The WDR shows, amongst other things, that Afghan heroin levels are high again.
The production of opium in Afghanistan has returned to levels comparable to 2009. After a malicious disease lowered the yield of Afghanistan’s opium poppy in ’10 & ’11, production has returned to its previous high rates. This shows the resilience of Afghan opium production, and how ineffective or down-right redundant any eradication measures have been.
Not only has this blip in the country’s heroin production left farmers without a crop to sell, there are other consequences. Due to the poor harvest of opium, less heroin was produced from Afghanistan, meaning less arrived in its most demanding markets. The Russian Federation was worst hit, with addicts seeking cheap alternatives to feed their habit. The use of Krokodil, or desomorphine, a derivative of codeine, became wide-spread, and not only continued to exacerbate the usual health problems of injecting drug use (HIV, hepatitis, etc), but also created new ones: user’s skin would become infected at the point of injection, requiring amputation.
The report notes that drug use is increasing in many developing countries.

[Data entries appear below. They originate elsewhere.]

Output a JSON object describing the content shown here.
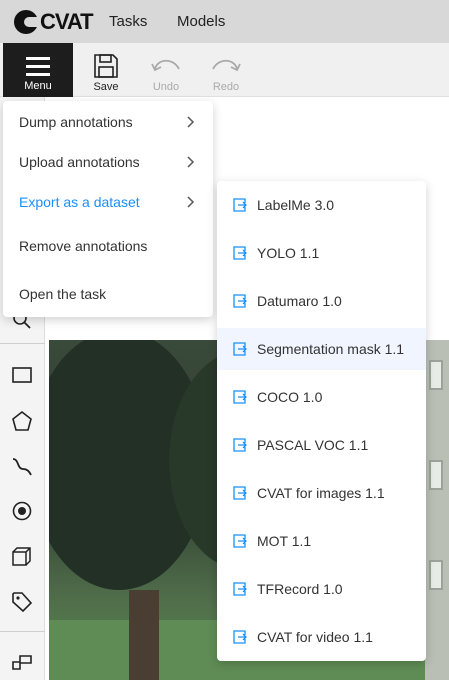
{
  "header": {
    "logo_text": "CVAT",
    "nav": [
      "Tasks",
      "Models"
    ]
  },
  "toolbar": {
    "menu_label": "Menu",
    "save_label": "Save",
    "undo_label": "Undo",
    "redo_label": "Redo"
  },
  "menu": {
    "items": [
      {
        "label": "Dump annotations",
        "has_submenu": true
      },
      {
        "label": "Upload annotations",
        "has_submenu": true
      },
      {
        "label": "Export as a dataset",
        "has_submenu": true,
        "active": true
      },
      {
        "label": "Remove annotations",
        "has_submenu": false
      },
      {
        "label": "Open the task",
        "has_submenu": false
      }
    ]
  },
  "export_submenu": {
    "items": [
      "LabelMe 3.0",
      "YOLO 1.1",
      "Datumaro 1.0",
      "Segmentation mask 1.1",
      "COCO 1.0",
      "PASCAL VOC 1.1",
      "CVAT for images 1.1",
      "MOT 1.1",
      "TFRecord 1.0",
      "CVAT for video 1.1"
    ],
    "hovered_index": 3
  },
  "sidebar": {
    "tools": [
      "zoom-icon",
      "rectangle-icon",
      "polygon-icon",
      "polyline-icon",
      "points-icon",
      "cuboid-icon",
      "tag-icon",
      "split-icon"
    ]
  },
  "colors": {
    "accent": "#1890ff",
    "header_bg": "#d8d8d8",
    "menu_button_bg": "#1d1d1d",
    "hover_bg": "#f0f5ff"
  }
}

As middle classes, youth popularization and urbanization appear in developing countries, they bring disposable income and more free time. In parallel to this, the UNODC anticipates that such countries will be unable to deal with this new phenomenon, due to a lack of facilities and generally being underequipped. It should be noted that this pattern does not occur universally. In the Nordic countries, and similarly Japan, citizens have a high amount of disposable income, but drug use is relatively low in both areas. Also, disposable income in Afghanistan is exceptionally low, and yet drug use is very high. It is not solely socioeconomic factors that affect drug use.
The report also claims that these developing countries are likely to see higher levels of female drug use, due to sociocultural changes and increasing gender equality. It is unclear what specific ‘sociocultural changes’ are to be considered, but this is not what should be emphasised. In developed countries it is still men who are the main lifetime, regular and problem drug users. What should be done is work on removing the stigma of being a female drug user, so as to make treatment a more attractive and viable option for females. The need for this is particularly evident in Afghanistan, where only 4% of women and their partners have access to treatment.
In fact, females are underrepresented in treatment programmes in general. To be represented equally in treatment, the ratio of males to females in treatment should be similar to the ratio of males to females who suffer from problem drug use. Unfortunately in most countries in Europe, this is not the case, as the ratio of males to females in treatment for cannabis, cocaine or amphetamine was 4:1, which is higher than the ratio of male to female problem drug users.
This latest report continues the tradition of showing how the United Nations is failing its mission; that is, to protect people from the harms of drugs.